Exercise prompt
Within the records below, repeat each line exactly but keep every picture out of the copy.

BEGIN Task inputs

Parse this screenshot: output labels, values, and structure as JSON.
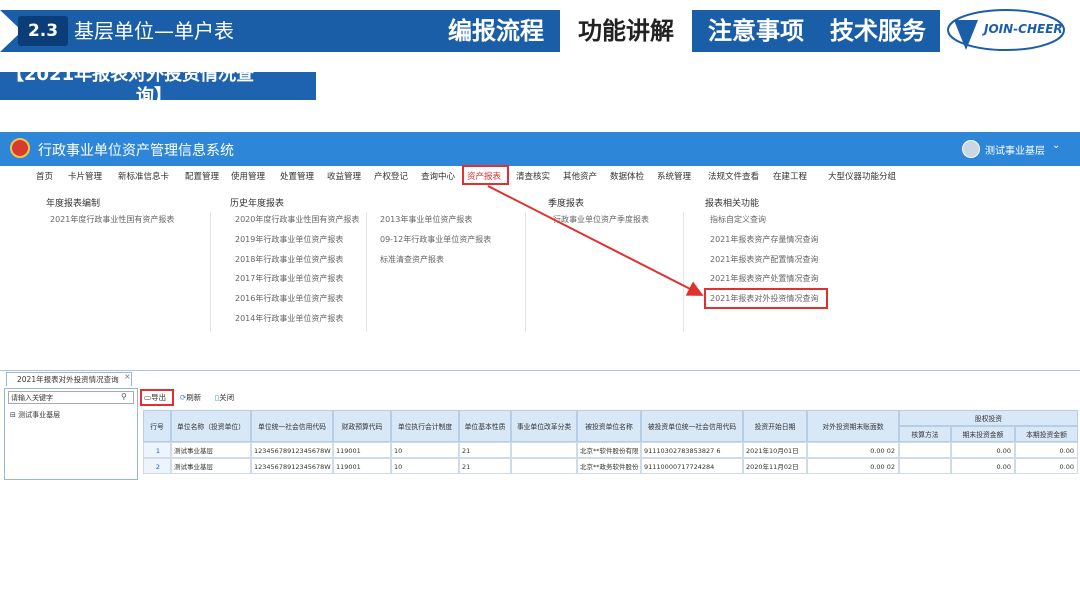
{
  "slide_header": {
    "section_num": "2.3",
    "section_title": "基层单位—单户表",
    "tabs": [
      "编报流程",
      "功能讲解",
      "注意事项",
      "技术服务"
    ],
    "active_tab": "功能讲解",
    "logo_text": "JOIN-CHEER"
  },
  "caption": {
    "line1": "【2021年报表对外投资情况查",
    "line2": "询】"
  },
  "app": {
    "title": "行政事业单位资产管理信息系统",
    "user": "测试事业基层",
    "menu": [
      "首页",
      "卡片管理",
      "新标准信息卡",
      "配置管理",
      "使用管理",
      "处置管理",
      "收益管理",
      "产权登记",
      "查询中心",
      "资产报表",
      "清查核实",
      "其他资产",
      "数据体检",
      "系统管理",
      "法规文件查看",
      "在建工程",
      "大型仪器功能分组"
    ],
    "menu_active": "资产报表"
  },
  "dropdown": {
    "annual": {
      "title": "年度报表编制",
      "links": [
        "2021年度行政事业性国有资产报表"
      ]
    },
    "history": {
      "title": "历史年度报表",
      "col1": [
        "2020年度行政事业性国有资产报表",
        "2019年行政事业单位资产报表",
        "2018年行政事业单位资产报表",
        "2017年行政事业单位资产报表",
        "2016年行政事业单位资产报表",
        "2014年行政事业单位资产报表"
      ],
      "col2": [
        "2013年事业单位资产报表",
        "09-12年行政事业单位资产报表",
        "标准清查资产报表"
      ]
    },
    "quarter": {
      "title": "季度报表",
      "links": [
        "行政事业单位资产季度报表"
      ]
    },
    "related": {
      "title": "报表相关功能",
      "links": [
        "指标自定义查询",
        "2021年报表资产存量情况查询",
        "2021年报表资产配置情况查询",
        "2021年报表资产处置情况查询",
        "2021年报表对外投资情况查询"
      ]
    }
  },
  "panel": {
    "tab_label": "2021年报表对外投资情况查询",
    "search_placeholder": "请输入关键字",
    "tree_item": "测试事业基层",
    "toolbar": {
      "export": "导出",
      "refresh": "刷新",
      "close": "关闭"
    }
  },
  "grid": {
    "headers": [
      "行号",
      "单位名称（投资单位）",
      "单位统一社会信用代码",
      "财政预算代码",
      "单位执行会计制度",
      "单位基本性质",
      "事业单位改革分类",
      "被投资单位名称",
      "被投资单位统一社会信用代码",
      "投资开始日期",
      "对外投资期末账面数",
      "核算方法",
      "期末投资金额",
      "本期投资金额"
    ],
    "group_header": "股权投资",
    "rows": [
      [
        "1",
        "测试事业基层",
        "12345678912345678W",
        "119001",
        "10",
        "21",
        "",
        "北京**软件股份有限",
        "91110302783853827 6",
        "2021年10月01日",
        "0.00 02",
        "",
        "0.00",
        "0.00"
      ],
      [
        "2",
        "测试事业基层",
        "12345678912345678W",
        "119001",
        "10",
        "21",
        "",
        "北京**政务软件股份",
        "91110000717724284",
        "2020年11月02日",
        "0.00 02",
        "",
        "0.00",
        "0.00"
      ]
    ]
  }
}
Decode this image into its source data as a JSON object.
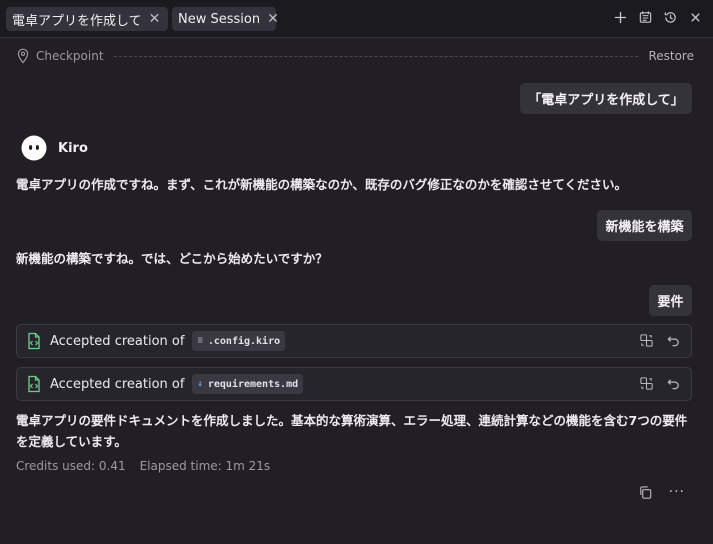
{
  "tabs": [
    {
      "label": "電卓アプリを作成して",
      "active": true
    },
    {
      "label": "New Session",
      "active": false
    }
  ],
  "toolbar": {
    "icons": [
      "plus-icon",
      "history-list-icon",
      "history-clock-icon",
      "close-icon"
    ]
  },
  "checkpoint": {
    "label": "Checkpoint",
    "restore": "Restore"
  },
  "conversation": {
    "user_messages": [
      "「電卓アプリを作成して」",
      "新機能を構築",
      "要件"
    ],
    "assistant_name": "Kiro",
    "assistant_messages": [
      "電卓アプリの作成ですね。まず、これが新機能の構築なのか、既存のバグ修正なのかを確認させてください。",
      "新機能の構築ですね。では、どこから始めたいですか？",
      "電卓アプリの要件ドキュメントを作成しました。基本的な算術演算、エラー処理、連続計算などの機能を含む7つの要件を定義しています。"
    ],
    "accepted": [
      {
        "label": "Accepted creation of",
        "file": ".config.kiro",
        "file_icon": "config-file-icon"
      },
      {
        "label": "Accepted creation of",
        "file": "requirements.md",
        "file_icon": "markdown-file-icon"
      }
    ]
  },
  "stats": {
    "credits": "Credits used: 0.41",
    "elapsed": "Elapsed time: 1m 21s"
  },
  "colors": {
    "background": "#211f25",
    "tabbar": "#1b1a1f",
    "bubble": "#35333a",
    "accent_green": "#6fcf8c"
  }
}
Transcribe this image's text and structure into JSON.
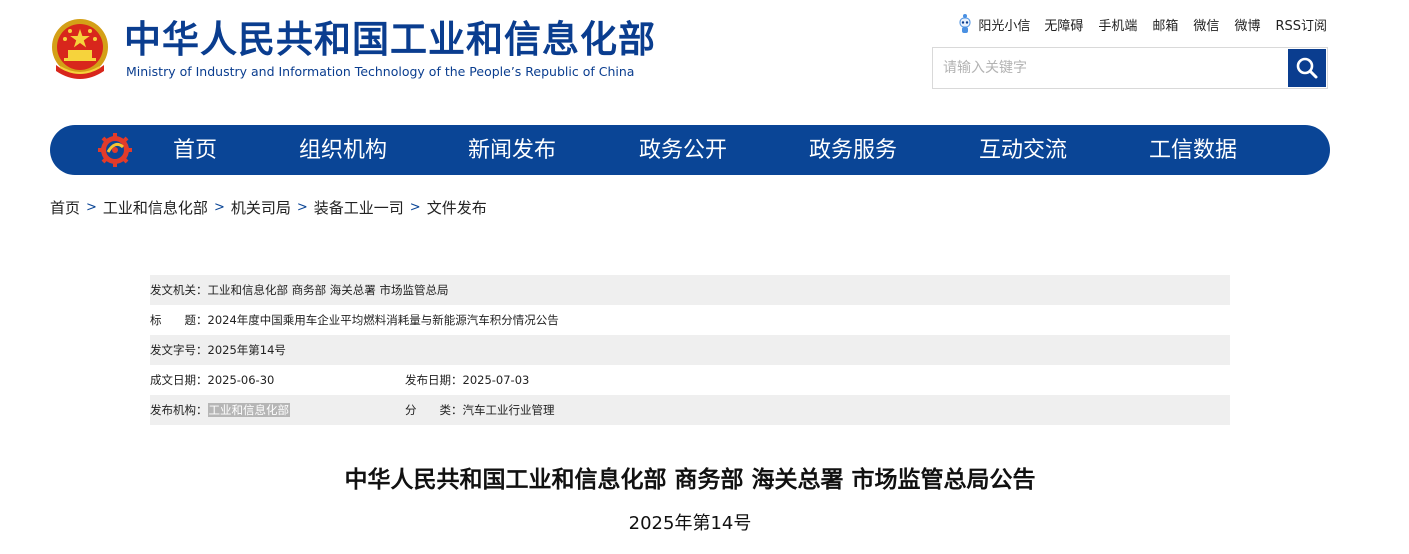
{
  "header": {
    "title_cn": "中华人民共和国工业和信息化部",
    "title_en": "Ministry of Industry and Information Technology of the People’s Republic of China",
    "toplinks": [
      "阳光小信",
      "无障碍",
      "手机端",
      "邮箱",
      "微信",
      "微博",
      "RSS订阅"
    ],
    "search": {
      "placeholder": "请输入关键字"
    }
  },
  "nav": {
    "items": [
      "首页",
      "组织机构",
      "新闻发布",
      "政务公开",
      "政务服务",
      "互动交流",
      "工信数据"
    ],
    "bg_color": "#0a4596"
  },
  "breadcrumb": [
    "首页",
    "工业和信息化部",
    "机关司局",
    "装备工业一司",
    "文件发布"
  ],
  "info": {
    "issuer_label": "发文机关：",
    "issuer": "工业和信息化部 商务部 海关总署 市场监管总局",
    "title_label": "标　　题：",
    "title": "2024年度中国乘用车企业平均燃料消耗量与新能源汽车积分情况公告",
    "docno_label": "发文字号：",
    "docno": "2025年第14号",
    "written_label": "成文日期：",
    "written": "2025-06-30",
    "published_label": "发布日期：",
    "published": "2025-07-03",
    "org_label": "发布机构：",
    "org": "工业和信息化部",
    "category_label": "分　　类：",
    "category": "汽车工业行业管理"
  },
  "article": {
    "title": "中华人民共和国工业和信息化部 商务部 海关总署 市场监管总局公告",
    "number": "2025年第14号"
  },
  "colors": {
    "brand": "#0a3d8f",
    "nav": "#0a4596",
    "row_shade": "#efefef"
  }
}
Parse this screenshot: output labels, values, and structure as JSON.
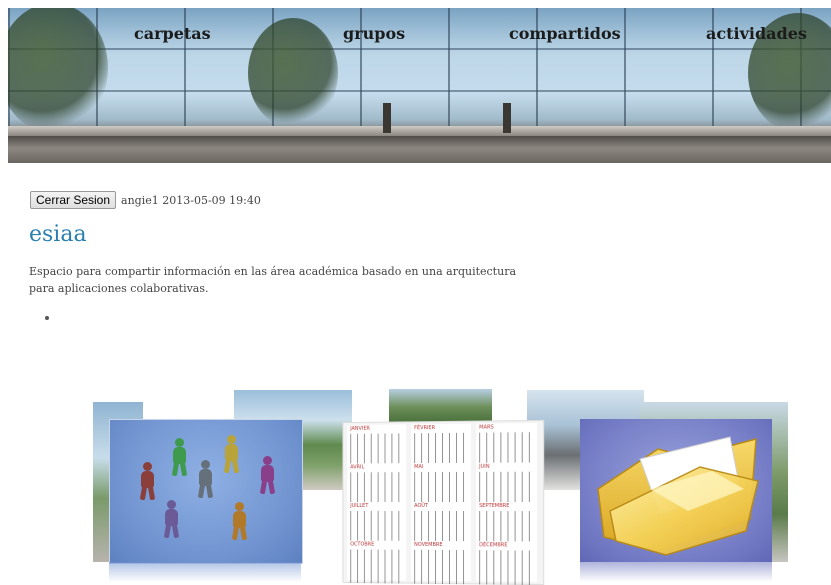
{
  "nav": {
    "items": [
      {
        "label": "carpetas"
      },
      {
        "label": "grupos"
      },
      {
        "label": "compartidos"
      },
      {
        "label": "actividades"
      }
    ]
  },
  "session": {
    "logout_label": "Cerrar Sesion",
    "info": "angie1 2013-05-09 19:40"
  },
  "site": {
    "title": "esiaa",
    "description": "Espacio para compartir información en las área académica basado en una arquitectura para aplicaciones colaborativas."
  },
  "calendar": {
    "months": [
      "JANVIER",
      "FÉVRIER",
      "MARS",
      "AVRIL",
      "MAI",
      "JUIN",
      "JUILLET",
      "AOÛT",
      "SEPTEMBRE",
      "OCTOBRE",
      "NOVEMBRE",
      "DÉCEMBRE"
    ]
  },
  "colors": {
    "title": "#2a7fb0",
    "text": "#444444",
    "nav_text": "#1b1b1b"
  }
}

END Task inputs

Your solution
Parse this screenshot: output labels, values, and structure as JSON.
{
  "slide_header": {
    "section_num": "2.3",
    "section_title": "基层单位—单户表",
    "tabs": [
      "编报流程",
      "功能讲解",
      "注意事项",
      "技术服务"
    ],
    "active_tab": "功能讲解",
    "logo_text": "JOIN-CHEER"
  },
  "caption": {
    "line1": "【2021年报表对外投资情况查",
    "line2": "询】"
  },
  "app": {
    "title": "行政事业单位资产管理信息系统",
    "user": "测试事业基层",
    "menu": [
      "首页",
      "卡片管理",
      "新标准信息卡",
      "配置管理",
      "使用管理",
      "处置管理",
      "收益管理",
      "产权登记",
      "查询中心",
      "资产报表",
      "清查核实",
      "其他资产",
      "数据体检",
      "系统管理",
      "法规文件查看",
      "在建工程",
      "大型仪器功能分组"
    ],
    "menu_active": "资产报表"
  },
  "dropdown": {
    "annual": {
      "title": "年度报表编制",
      "links": [
        "2021年度行政事业性国有资产报表"
      ]
    },
    "history": {
      "title": "历史年度报表",
      "col1": [
        "2020年度行政事业性国有资产报表",
        "2019年行政事业单位资产报表",
        "2018年行政事业单位资产报表",
        "2017年行政事业单位资产报表",
        "2016年行政事业单位资产报表",
        "2014年行政事业单位资产报表"
      ],
      "col2": [
        "2013年事业单位资产报表",
        "09-12年行政事业单位资产报表",
        "标准清查资产报表"
      ]
    },
    "quarter": {
      "title": "季度报表",
      "links": [
        "行政事业单位资产季度报表"
      ]
    },
    "related": {
      "title": "报表相关功能",
      "links": [
        "指标自定义查询",
        "2021年报表资产存量情况查询",
        "2021年报表资产配置情况查询",
        "2021年报表资产处置情况查询",
        "2021年报表对外投资情况查询"
      ]
    }
  },
  "panel": {
    "tab_label": "2021年报表对外投资情况查询",
    "search_placeholder": "请输入关键字",
    "tree_item": "测试事业基层",
    "toolbar": {
      "export": "导出",
      "refresh": "刷新",
      "close": "关闭"
    }
  },
  "grid": {
    "headers": [
      "行号",
      "单位名称（投资单位）",
      "单位统一社会信用代码",
      "财政预算代码",
      "单位执行会计制度",
      "单位基本性质",
      "事业单位改革分类",
      "被投资单位名称",
      "被投资单位统一社会信用代码",
      "投资开始日期",
      "对外投资期末账面数",
      "核算方法",
      "期末投资金额",
      "本期投资金额"
    ],
    "group_header": "股权投资",
    "rows": [
      [
        "1",
        "测试事业基层",
        "12345678912345678W",
        "119001",
        "10",
        "21",
        "",
        "北京**软件股份有限",
        "91110302783853827 6",
        "2021年10月01日",
        "0.00 02",
        "",
        "0.00",
        "0.00"
      ],
      [
        "2",
        "测试事业基层",
        "12345678912345678W",
        "119001",
        "10",
        "21",
        "",
        "北京**政务软件股份",
        "91110000717724284",
        "2020年11月02日",
        "0.00 02",
        "",
        "0.00",
        "0.00"
      ]
    ]
  }
}
Decode this image into its source data as a JSON object.
{
  "tabs": [
    {
      "label": "電卓アプリを作成して",
      "active": true
    },
    {
      "label": "New Session",
      "active": false
    }
  ],
  "toolbar": {
    "icons": [
      "plus-icon",
      "history-list-icon",
      "history-clock-icon",
      "close-icon"
    ]
  },
  "checkpoint": {
    "label": "Checkpoint",
    "restore": "Restore"
  },
  "conversation": {
    "user_messages": [
      "「電卓アプリを作成して」",
      "新機能を構築",
      "要件"
    ],
    "assistant_name": "Kiro",
    "assistant_messages": [
      "電卓アプリの作成ですね。まず、これが新機能の構築なのか、既存のバグ修正なのかを確認させてください。",
      "新機能の構築ですね。では、どこから始めたいですか？",
      "電卓アプリの要件ドキュメントを作成しました。基本的な算術演算、エラー処理、連続計算などの機能を含む7つの要件を定義しています。"
    ],
    "accepted": [
      {
        "label": "Accepted creation of",
        "file": ".config.kiro",
        "file_icon": "config-file-icon"
      },
      {
        "label": "Accepted creation of",
        "file": "requirements.md",
        "file_icon": "markdown-file-icon"
      }
    ]
  },
  "stats": {
    "credits": "Credits used: 0.41",
    "elapsed": "Elapsed time: 1m 21s"
  },
  "colors": {
    "background": "#211f25",
    "tabbar": "#1b1a1f",
    "bubble": "#35333a",
    "accent_green": "#6fcf8c"
  }
}
Transcribe this image's text and structure into JSON.
{
  "header": {
    "title_cn": "中华人民共和国工业和信息化部",
    "title_en": "Ministry of Industry and Information Technology of the People’s Republic of China",
    "toplinks": [
      "阳光小信",
      "无障碍",
      "手机端",
      "邮箱",
      "微信",
      "微博",
      "RSS订阅"
    ],
    "search": {
      "placeholder": "请输入关键字"
    }
  },
  "nav": {
    "items": [
      "首页",
      "组织机构",
      "新闻发布",
      "政务公开",
      "政务服务",
      "互动交流",
      "工信数据"
    ],
    "bg_color": "#0a4596"
  },
  "breadcrumb": [
    "首页",
    "工业和信息化部",
    "机关司局",
    "装备工业一司",
    "文件发布"
  ],
  "info": {
    "issuer_label": "发文机关：",
    "issuer": "工业和信息化部 商务部 海关总署 市场监管总局",
    "title_label": "标　　题：",
    "title": "2024年度中国乘用车企业平均燃料消耗量与新能源汽车积分情况公告",
    "docno_label": "发文字号：",
    "docno": "2025年第14号",
    "written_label": "成文日期：",
    "written": "2025-06-30",
    "published_label": "发布日期：",
    "published": "2025-07-03",
    "org_label": "发布机构：",
    "org": "工业和信息化部",
    "category_label": "分　　类：",
    "category": "汽车工业行业管理"
  },
  "article": {
    "title": "中华人民共和国工业和信息化部 商务部 海关总署 市场监管总局公告",
    "number": "2025年第14号"
  },
  "colors": {
    "brand": "#0a3d8f",
    "nav": "#0a4596",
    "row_shade": "#efefef"
  }
}
Parse this screenshot: output labels, values, and structure as JSON.
{
  "nav": {
    "items": [
      {
        "label": "carpetas"
      },
      {
        "label": "grupos"
      },
      {
        "label": "compartidos"
      },
      {
        "label": "actividades"
      }
    ]
  },
  "session": {
    "logout_label": "Cerrar Sesion",
    "info": "angie1 2013-05-09 19:40"
  },
  "site": {
    "title": "esiaa",
    "description": "Espacio para compartir información en las área académica basado en una arquitectura para aplicaciones colaborativas."
  },
  "calendar": {
    "months": [
      "JANVIER",
      "FÉVRIER",
      "MARS",
      "AVRIL",
      "MAI",
      "JUIN",
      "JUILLET",
      "AOÛT",
      "SEPTEMBRE",
      "OCTOBRE",
      "NOVEMBRE",
      "DÉCEMBRE"
    ]
  },
  "colors": {
    "title": "#2a7fb0",
    "text": "#444444",
    "nav_text": "#1b1b1b"
  }
}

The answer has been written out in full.